> **Your assignment**
Leaving out every picture, output the records below exactly as they are.

Source records START

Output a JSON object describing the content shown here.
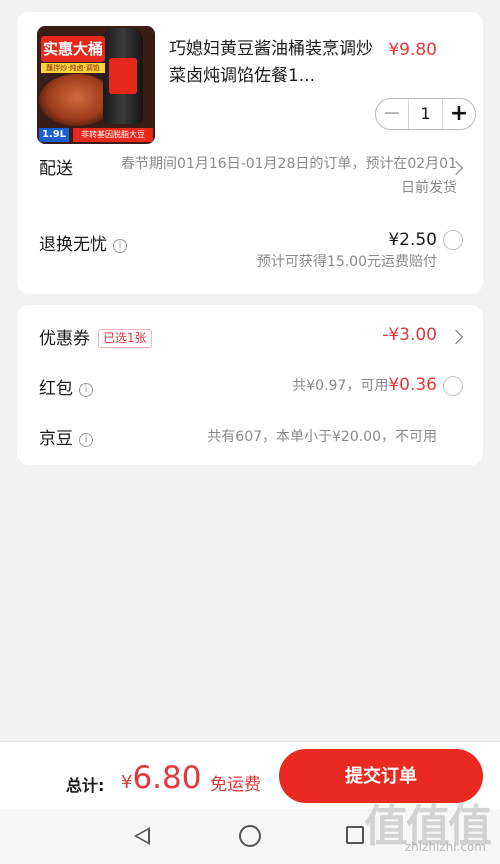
{
  "product": {
    "image_banner": "实惠大桶",
    "image_sub": "蘸拌炒·炖卤·调馅",
    "image_size": "1.9L",
    "image_tag": "非转基因脱脂大豆",
    "title": "巧媳妇黄豆酱油桶装烹调炒菜卤炖调馅佐餐1...",
    "price": "¥9.80",
    "quantity": "1",
    "minus_label": "−",
    "plus_label": "+"
  },
  "delivery": {
    "label": "配送",
    "text": "春节期间01月16日-01月28日的订单，预计在02月01日前发货"
  },
  "return": {
    "label": "退换无忧",
    "price": "¥2.50",
    "note": "预计可获得15.00元运费赔付"
  },
  "coupon": {
    "label": "优惠券",
    "badge": "已选1张",
    "value": "-¥3.00"
  },
  "redpacket": {
    "label": "红包",
    "prefix": "共¥0.97，可用",
    "available": "¥0.36"
  },
  "jingdou": {
    "label": "京豆",
    "text": "共有607，本单小于¥20.00，不可用"
  },
  "footer": {
    "total_label": "总计:",
    "currency": "¥",
    "total_amount": "6.80",
    "free_shipping": "免运费",
    "submit_label": "提交订单"
  },
  "watermark": {
    "logo": "值值值",
    "url": "zhizhizhi.com"
  },
  "colors": {
    "accent": "#e4393c",
    "submit": "#ea2a20",
    "background": "#f2f2f2"
  }
}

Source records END

> **Task solution**
Output a JSON object describing the content shown here.
{
  "product": {
    "image_banner": "实惠大桶",
    "image_sub": "蘸拌炒·炖卤·调馅",
    "image_size": "1.9L",
    "image_tag": "非转基因脱脂大豆",
    "title": "巧媳妇黄豆酱油桶装烹调炒菜卤炖调馅佐餐1...",
    "price": "¥9.80",
    "quantity": "1",
    "minus_label": "−",
    "plus_label": "+"
  },
  "delivery": {
    "label": "配送",
    "text": "春节期间01月16日-01月28日的订单，预计在02月01日前发货"
  },
  "return": {
    "label": "退换无忧",
    "price": "¥2.50",
    "note": "预计可获得15.00元运费赔付"
  },
  "coupon": {
    "label": "优惠券",
    "badge": "已选1张",
    "value": "-¥3.00"
  },
  "redpacket": {
    "label": "红包",
    "prefix": "共¥0.97，可用",
    "available": "¥0.36"
  },
  "jingdou": {
    "label": "京豆",
    "text": "共有607，本单小于¥20.00，不可用"
  },
  "footer": {
    "total_label": "总计:",
    "currency": "¥",
    "total_amount": "6.80",
    "free_shipping": "免运费",
    "submit_label": "提交订单"
  },
  "watermark": {
    "logo": "值值值",
    "url": "zhizhizhi.com"
  },
  "colors": {
    "accent": "#e4393c",
    "submit": "#ea2a20",
    "background": "#f2f2f2"
  }
}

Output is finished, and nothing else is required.